After today I have 48 of these article left to write. We're almost at the halfway point. But I find myself stretching the number tie-in rather tenuously. It's actually gotten to the point where I kind of want to see what is the most ridiculous numerical connection I can make. Today I may have found that zenith. We're 49 days away from opening day. So the tie-in? Well, Ryan Braun has an average 49 grade for his arm accuracy as provided by the "Fan Scouting Report" on FanGraphs.

Confused as to what the Fan Scouting Report is? I don't blame you. They don't really explain what it is on the page. But I think I know what it is. Every year before the season begins, FanGraphs allows you to enter your own projection for players. I think all of the fan projections are what comprises the Fan Scouting Report. It's a neat experiment. But it's also incredibly subjective. Which is probably why the grades for Braun's arm are somewhat confusing--note that the fan reports go back to 2009 and therefore don't incorporate his time at third base.

The main thing I find confusing is that fans rated his arm strength better than his accuracy. He has an average strength grade of 60. Maybe it's just me, but I've always thought Braun's arm strength was rather pedestrian. I mean, it's not quite as bad as Khris Davis (sorry buddy). But I certainly wouldn't rate it better than average. I always thought his accuracy was ahead of his arm strength--as an outfielder.
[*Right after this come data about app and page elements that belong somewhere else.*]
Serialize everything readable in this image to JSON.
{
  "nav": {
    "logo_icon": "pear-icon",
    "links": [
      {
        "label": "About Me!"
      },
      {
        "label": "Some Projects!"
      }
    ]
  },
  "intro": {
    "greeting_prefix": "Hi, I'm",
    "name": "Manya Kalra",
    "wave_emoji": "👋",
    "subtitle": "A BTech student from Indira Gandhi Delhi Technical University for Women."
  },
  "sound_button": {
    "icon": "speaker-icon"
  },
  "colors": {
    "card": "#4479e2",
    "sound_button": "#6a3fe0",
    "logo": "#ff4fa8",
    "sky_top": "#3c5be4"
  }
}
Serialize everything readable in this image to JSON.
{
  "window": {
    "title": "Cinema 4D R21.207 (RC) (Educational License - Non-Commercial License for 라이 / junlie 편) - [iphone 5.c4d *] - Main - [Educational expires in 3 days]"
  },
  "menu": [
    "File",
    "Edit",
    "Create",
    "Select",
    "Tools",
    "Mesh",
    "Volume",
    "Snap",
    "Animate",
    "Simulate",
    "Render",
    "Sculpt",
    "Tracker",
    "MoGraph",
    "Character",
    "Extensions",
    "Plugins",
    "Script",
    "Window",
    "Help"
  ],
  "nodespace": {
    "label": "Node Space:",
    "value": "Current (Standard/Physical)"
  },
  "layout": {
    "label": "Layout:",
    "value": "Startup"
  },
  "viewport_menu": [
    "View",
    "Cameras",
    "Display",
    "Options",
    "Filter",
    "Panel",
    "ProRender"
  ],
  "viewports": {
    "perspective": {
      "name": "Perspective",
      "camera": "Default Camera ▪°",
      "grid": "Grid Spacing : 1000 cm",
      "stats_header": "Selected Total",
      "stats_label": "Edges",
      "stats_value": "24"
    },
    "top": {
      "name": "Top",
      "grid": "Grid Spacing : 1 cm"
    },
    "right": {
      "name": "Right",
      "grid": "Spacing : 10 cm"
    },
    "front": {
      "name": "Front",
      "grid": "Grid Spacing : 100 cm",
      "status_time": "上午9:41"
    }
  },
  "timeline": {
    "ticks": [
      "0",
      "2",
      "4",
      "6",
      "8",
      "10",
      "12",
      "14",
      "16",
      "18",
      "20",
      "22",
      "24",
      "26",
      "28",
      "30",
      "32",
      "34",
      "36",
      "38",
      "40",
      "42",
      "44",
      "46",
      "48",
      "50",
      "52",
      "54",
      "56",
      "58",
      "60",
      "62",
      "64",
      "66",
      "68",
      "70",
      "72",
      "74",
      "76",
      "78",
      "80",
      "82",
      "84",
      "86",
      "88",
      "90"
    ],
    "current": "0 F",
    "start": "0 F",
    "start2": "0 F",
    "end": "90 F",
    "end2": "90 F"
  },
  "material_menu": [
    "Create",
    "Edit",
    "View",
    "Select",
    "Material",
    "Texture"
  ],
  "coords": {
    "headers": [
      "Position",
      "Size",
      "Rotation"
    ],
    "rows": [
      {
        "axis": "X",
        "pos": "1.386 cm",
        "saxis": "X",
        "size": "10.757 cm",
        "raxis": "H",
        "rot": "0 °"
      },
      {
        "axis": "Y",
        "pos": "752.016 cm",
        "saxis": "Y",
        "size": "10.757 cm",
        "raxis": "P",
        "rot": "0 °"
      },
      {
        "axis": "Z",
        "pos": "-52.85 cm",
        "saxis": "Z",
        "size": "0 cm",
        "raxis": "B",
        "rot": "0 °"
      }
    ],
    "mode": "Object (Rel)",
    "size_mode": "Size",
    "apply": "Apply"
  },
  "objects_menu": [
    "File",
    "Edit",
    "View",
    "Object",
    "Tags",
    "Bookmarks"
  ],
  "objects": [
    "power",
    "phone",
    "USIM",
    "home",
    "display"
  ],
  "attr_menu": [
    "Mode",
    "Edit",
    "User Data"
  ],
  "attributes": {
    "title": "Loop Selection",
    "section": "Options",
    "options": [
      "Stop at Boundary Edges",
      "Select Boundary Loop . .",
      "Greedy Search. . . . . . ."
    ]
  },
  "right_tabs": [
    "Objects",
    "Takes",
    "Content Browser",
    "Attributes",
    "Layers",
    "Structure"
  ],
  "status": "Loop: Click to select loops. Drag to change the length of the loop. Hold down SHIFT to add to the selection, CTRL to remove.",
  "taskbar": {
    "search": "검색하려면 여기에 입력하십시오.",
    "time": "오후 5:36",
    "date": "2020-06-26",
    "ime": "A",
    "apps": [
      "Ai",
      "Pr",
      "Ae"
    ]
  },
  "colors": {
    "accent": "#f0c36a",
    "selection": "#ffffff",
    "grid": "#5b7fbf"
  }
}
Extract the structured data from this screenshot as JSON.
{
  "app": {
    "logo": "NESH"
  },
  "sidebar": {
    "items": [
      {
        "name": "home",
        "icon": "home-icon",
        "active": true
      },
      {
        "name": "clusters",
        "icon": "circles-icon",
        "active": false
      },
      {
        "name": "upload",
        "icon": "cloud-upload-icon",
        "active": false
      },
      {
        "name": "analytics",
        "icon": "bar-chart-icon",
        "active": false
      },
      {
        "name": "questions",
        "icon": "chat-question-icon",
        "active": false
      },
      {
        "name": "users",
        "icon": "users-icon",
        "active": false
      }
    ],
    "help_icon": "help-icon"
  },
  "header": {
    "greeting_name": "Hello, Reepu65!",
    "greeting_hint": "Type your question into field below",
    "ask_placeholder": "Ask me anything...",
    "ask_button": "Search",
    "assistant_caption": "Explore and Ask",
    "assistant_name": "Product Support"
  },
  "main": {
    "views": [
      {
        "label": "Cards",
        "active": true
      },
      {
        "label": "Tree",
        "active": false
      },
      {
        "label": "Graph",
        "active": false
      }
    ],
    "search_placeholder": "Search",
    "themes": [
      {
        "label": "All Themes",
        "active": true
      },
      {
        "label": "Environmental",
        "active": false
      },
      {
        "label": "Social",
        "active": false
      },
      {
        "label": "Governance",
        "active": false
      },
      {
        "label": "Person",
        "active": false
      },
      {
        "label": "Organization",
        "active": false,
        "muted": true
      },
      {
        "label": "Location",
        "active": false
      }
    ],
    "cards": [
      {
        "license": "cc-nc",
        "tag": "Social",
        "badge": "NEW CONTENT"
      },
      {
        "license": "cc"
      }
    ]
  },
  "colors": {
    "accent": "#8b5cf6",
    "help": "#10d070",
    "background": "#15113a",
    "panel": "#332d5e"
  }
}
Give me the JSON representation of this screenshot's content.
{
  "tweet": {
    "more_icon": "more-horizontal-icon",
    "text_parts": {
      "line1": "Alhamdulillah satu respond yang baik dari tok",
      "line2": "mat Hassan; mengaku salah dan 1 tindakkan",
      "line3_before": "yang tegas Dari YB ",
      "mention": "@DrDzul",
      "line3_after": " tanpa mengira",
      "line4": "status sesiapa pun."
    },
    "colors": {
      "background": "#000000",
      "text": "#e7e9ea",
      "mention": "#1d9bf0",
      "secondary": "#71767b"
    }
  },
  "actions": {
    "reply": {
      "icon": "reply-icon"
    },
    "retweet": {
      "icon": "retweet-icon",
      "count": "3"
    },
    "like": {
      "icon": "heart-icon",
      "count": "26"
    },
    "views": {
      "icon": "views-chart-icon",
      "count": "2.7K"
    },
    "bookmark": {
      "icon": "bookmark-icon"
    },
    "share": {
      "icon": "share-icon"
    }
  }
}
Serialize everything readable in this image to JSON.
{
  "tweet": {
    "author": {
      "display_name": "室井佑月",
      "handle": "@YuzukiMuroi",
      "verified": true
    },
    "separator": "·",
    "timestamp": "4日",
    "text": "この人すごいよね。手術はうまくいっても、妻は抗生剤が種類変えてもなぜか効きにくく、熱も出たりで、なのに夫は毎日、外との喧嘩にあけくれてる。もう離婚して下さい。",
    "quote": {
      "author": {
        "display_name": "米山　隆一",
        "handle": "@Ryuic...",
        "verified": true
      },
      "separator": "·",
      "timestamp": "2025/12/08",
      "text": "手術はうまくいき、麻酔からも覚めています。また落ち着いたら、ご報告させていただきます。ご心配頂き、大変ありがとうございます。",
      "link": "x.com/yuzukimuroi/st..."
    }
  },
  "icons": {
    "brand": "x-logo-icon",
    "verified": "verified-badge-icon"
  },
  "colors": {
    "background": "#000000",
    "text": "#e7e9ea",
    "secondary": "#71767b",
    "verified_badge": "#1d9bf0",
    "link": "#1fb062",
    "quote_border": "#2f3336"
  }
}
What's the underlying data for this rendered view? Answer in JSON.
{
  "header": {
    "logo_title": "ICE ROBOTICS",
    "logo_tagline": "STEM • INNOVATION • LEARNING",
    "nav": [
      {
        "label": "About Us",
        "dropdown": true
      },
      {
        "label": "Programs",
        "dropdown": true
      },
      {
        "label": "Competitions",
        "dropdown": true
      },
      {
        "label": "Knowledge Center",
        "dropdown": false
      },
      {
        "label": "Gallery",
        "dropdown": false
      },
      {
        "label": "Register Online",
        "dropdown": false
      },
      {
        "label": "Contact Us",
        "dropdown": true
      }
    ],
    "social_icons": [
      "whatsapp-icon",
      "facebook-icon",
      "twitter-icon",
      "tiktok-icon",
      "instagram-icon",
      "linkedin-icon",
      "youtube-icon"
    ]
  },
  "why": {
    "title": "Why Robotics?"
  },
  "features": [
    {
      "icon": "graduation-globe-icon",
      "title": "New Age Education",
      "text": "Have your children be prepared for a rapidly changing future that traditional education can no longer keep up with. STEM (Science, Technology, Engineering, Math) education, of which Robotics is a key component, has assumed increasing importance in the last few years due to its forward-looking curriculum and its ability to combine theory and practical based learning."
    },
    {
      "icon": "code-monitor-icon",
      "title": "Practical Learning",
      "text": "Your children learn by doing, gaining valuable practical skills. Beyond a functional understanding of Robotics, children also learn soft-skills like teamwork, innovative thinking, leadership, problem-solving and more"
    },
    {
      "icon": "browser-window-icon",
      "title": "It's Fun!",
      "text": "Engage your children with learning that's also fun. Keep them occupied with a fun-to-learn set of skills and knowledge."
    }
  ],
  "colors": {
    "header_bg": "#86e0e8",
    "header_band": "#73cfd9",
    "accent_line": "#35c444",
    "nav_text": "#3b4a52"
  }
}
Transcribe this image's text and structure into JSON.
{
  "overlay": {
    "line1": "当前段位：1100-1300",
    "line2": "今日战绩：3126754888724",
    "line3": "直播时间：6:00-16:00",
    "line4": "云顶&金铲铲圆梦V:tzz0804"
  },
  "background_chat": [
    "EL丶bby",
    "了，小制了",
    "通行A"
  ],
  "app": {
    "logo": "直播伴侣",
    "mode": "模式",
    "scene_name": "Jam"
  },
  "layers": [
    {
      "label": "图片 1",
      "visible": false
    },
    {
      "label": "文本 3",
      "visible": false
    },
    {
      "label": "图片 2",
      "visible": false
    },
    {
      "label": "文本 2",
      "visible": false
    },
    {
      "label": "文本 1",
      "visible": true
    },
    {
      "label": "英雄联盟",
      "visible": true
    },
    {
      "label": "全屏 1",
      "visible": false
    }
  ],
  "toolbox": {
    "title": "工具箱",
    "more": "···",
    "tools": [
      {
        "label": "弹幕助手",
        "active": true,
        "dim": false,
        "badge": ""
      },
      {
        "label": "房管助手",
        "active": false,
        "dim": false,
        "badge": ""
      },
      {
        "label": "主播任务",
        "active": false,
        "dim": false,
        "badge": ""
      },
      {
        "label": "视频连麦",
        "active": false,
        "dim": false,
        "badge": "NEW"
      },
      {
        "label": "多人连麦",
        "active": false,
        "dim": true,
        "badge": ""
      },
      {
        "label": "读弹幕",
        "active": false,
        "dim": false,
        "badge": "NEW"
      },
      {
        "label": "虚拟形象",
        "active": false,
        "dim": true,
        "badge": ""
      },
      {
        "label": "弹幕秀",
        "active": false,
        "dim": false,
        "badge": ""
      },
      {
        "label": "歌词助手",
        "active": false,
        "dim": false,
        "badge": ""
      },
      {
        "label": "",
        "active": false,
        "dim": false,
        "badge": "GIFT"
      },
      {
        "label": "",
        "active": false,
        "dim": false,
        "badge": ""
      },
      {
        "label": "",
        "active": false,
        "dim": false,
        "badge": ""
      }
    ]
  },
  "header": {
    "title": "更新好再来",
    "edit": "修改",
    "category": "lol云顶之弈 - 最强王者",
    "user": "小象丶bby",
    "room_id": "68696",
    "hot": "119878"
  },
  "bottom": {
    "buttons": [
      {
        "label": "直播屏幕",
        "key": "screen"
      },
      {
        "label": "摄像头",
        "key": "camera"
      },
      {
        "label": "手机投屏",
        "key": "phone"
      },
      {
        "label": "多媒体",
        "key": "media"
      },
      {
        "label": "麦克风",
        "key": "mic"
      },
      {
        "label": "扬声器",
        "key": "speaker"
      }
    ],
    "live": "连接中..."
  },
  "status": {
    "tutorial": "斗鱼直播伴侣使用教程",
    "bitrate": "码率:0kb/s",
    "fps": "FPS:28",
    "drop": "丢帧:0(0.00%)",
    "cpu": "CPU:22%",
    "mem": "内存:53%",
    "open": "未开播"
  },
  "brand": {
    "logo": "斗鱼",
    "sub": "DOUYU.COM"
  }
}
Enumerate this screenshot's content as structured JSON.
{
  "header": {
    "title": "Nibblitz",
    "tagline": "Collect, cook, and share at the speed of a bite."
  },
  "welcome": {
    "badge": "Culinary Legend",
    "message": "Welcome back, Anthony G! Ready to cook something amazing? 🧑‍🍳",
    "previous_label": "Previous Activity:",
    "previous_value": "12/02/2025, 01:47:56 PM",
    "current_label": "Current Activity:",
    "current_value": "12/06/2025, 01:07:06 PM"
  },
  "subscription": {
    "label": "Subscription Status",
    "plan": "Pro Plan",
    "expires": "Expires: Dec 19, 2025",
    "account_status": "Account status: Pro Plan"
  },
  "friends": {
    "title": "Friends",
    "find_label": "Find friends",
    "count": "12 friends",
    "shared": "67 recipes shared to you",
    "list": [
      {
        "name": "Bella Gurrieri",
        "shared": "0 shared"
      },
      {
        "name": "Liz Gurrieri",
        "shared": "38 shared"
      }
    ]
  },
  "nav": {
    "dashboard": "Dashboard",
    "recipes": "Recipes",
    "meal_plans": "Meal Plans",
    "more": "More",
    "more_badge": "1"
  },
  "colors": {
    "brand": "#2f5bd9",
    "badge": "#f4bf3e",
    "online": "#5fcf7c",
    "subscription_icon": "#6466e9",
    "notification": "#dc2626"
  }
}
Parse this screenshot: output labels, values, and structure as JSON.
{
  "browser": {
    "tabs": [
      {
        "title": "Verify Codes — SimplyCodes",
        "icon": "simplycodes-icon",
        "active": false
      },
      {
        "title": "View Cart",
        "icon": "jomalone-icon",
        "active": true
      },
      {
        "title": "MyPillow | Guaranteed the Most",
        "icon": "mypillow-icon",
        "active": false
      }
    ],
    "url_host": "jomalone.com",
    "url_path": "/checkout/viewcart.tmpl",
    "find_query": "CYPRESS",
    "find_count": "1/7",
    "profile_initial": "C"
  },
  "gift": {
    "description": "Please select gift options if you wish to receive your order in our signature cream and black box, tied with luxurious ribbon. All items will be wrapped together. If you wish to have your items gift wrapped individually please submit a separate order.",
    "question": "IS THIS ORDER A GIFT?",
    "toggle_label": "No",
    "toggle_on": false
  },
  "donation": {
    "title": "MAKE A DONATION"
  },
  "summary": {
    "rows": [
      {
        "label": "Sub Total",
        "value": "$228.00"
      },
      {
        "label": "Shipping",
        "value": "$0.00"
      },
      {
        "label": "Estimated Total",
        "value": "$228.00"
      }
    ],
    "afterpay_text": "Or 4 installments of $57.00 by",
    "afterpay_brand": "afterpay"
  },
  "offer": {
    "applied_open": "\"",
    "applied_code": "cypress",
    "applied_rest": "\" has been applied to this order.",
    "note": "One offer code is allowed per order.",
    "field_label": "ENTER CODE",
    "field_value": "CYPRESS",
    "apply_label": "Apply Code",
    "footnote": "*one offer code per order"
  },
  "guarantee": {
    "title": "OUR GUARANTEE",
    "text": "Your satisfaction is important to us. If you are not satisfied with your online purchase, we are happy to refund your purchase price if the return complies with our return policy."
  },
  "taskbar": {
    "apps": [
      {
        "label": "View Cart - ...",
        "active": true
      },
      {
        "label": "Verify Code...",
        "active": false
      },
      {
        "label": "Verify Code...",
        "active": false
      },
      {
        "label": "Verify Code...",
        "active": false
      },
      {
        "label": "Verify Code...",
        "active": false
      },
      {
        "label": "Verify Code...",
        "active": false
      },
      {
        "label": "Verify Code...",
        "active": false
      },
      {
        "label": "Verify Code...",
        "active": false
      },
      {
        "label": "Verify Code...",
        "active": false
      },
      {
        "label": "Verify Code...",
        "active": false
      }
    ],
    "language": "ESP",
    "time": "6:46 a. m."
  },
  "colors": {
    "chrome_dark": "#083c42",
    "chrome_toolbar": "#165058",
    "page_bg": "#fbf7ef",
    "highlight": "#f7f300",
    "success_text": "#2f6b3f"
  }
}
I wonder if Braun's issues at third base affected fans perception of his defense. When Braun came up his first season he was a third baseman. Well, he wasn't a third baseman, but that's where he played. He was terrible at the position, in large part thanks to terrible throws.

I typically caution people from using errors to judge a fielder's ability. Errors don't tell you anything about a fielder's range, speed, arm strength, etc. And an official scorer can only apply an error to a fielder if he was able to get to the ball, and either didn't make the play or screwed the play up. So errors are very subjective and don't tell the whole story. However in this instance I do want to bring your attention to errors to show how much trouble Braun had at third.

In the outfield Ryan Braun has been credited with 18 errors. That's 18 errors for his entire career as an outfielder. That's 18 errors across eight seasons--six in left, two in right. Of those 18 errors, 7 were throwing errors. In his single season as a third baseman Ryan Braun committed 26 errors, 16 of which were throwing errors. Braun made nearly as many throwing errors in his single season at third base as he has any kind of error the rest of his career to date in the outfield.

This doesn't prove anything, mind you. This doesn't prove that he suddenly has a great arm as an outfielder. That's not my point though. My question is whether that one season at third base colored people's perception of Braun's arm accuracy, even as he moved to an entirely different position. I think it's possible.

Because, at least in my recent memory, Braun's arm has been rather accurate. But it's not often that I see him gun anyone down. His arm is strong enough to keep most base runners honest, and occasionally catch one of them. But I think that's thanks to a combination of decent strength and accuracy, not just raw strength.

This is something that should be considered when deciding the ultimate make-up of the outfield this year. With Khris Davis no longer in the mix, the Brewers will have to decide where Braun and Domingo Santana slot in. Unlike Braun, Santana does have plus arm strength. Given his better arm and familiarity with right field--4476.2 minor league innings there vs 636 in left--it seems to make sense that Braun should shift back to left.

Unless the Brewers want to keep him there to maintain maximum value in hopes of a future trade--right field is defensively a step up from left field and therefore more valuable. That actually makes a lot of sense, so I can't blame the Brewers if that's what they decide.